The problem
Make an exact copy of every record that follows.
Extracted information Start Marker
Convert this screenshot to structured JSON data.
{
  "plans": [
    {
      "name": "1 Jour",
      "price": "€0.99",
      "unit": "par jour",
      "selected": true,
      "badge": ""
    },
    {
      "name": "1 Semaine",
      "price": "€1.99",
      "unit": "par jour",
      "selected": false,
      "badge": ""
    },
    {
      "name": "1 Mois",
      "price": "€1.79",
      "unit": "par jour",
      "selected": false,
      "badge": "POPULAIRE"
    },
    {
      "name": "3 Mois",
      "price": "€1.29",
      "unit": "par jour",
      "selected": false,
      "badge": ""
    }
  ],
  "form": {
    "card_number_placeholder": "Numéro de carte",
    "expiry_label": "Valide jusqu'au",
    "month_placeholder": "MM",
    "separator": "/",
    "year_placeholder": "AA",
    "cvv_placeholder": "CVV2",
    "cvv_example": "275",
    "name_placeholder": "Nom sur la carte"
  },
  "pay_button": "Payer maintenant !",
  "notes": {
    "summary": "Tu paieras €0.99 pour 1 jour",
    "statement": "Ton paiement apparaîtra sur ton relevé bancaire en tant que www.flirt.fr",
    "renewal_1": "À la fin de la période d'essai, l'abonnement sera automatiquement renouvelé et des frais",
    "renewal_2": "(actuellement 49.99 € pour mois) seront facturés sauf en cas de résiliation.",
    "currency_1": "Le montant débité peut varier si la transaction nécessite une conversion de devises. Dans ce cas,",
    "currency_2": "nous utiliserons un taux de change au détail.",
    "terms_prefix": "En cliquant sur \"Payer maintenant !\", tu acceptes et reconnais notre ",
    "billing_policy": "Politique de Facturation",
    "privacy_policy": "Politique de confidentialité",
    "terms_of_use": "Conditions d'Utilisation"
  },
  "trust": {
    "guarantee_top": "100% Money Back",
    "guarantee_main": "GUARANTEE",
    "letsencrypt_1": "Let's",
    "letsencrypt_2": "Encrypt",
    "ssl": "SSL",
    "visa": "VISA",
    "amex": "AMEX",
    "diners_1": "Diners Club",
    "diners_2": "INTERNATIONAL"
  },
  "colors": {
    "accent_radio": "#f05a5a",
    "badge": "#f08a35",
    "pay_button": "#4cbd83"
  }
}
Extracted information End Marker
Finished exercise
Convert this screenshot to structured JSON data.
{
  "plans": [
    {
      "name": "1 Jour",
      "price": "€0.99",
      "unit": "par jour",
      "selected": true,
      "badge": ""
    },
    {
      "name": "1 Semaine",
      "price": "€1.99",
      "unit": "par jour",
      "selected": false,
      "badge": ""
    },
    {
      "name": "1 Mois",
      "price": "€1.79",
      "unit": "par jour",
      "selected": false,
      "badge": "POPULAIRE"
    },
    {
      "name": "3 Mois",
      "price": "€1.29",
      "unit": "par jour",
      "selected": false,
      "badge": ""
    }
  ],
  "form": {
    "card_number_placeholder": "Numéro de carte",
    "expiry_label": "Valide jusqu'au",
    "month_placeholder": "MM",
    "separator": "/",
    "year_placeholder": "AA",
    "cvv_placeholder": "CVV2",
    "cvv_example": "275",
    "name_placeholder": "Nom sur la carte"
  },
  "pay_button": "Payer maintenant !",
  "notes": {
    "summary": "Tu paieras €0.99 pour 1 jour",
    "statement": "Ton paiement apparaîtra sur ton relevé bancaire en tant que www.flirt.fr",
    "renewal_1": "À la fin de la période d'essai, l'abonnement sera automatiquement renouvelé et des frais",
    "renewal_2": "(actuellement 49.99 € pour mois) seront facturés sauf en cas de résiliation.",
    "currency_1": "Le montant débité peut varier si la transaction nécessite une conversion de devises. Dans ce cas,",
    "currency_2": "nous utiliserons un taux de change au détail.",
    "terms_prefix": "En cliquant sur \"Payer maintenant !\", tu acceptes et reconnais notre ",
    "billing_policy": "Politique de Facturation",
    "privacy_policy": "Politique de confidentialité",
    "terms_of_use": "Conditions d'Utilisation"
  },
  "trust": {
    "guarantee_top": "100% Money Back",
    "guarantee_main": "GUARANTEE",
    "letsencrypt_1": "Let's",
    "letsencrypt_2": "Encrypt",
    "ssl": "SSL",
    "visa": "VISA",
    "amex": "AMEX",
    "diners_1": "Diners Club",
    "diners_2": "INTERNATIONAL"
  },
  "colors": {
    "accent_radio": "#f05a5a",
    "badge": "#f08a35",
    "pay_button": "#4cbd83"
  }
}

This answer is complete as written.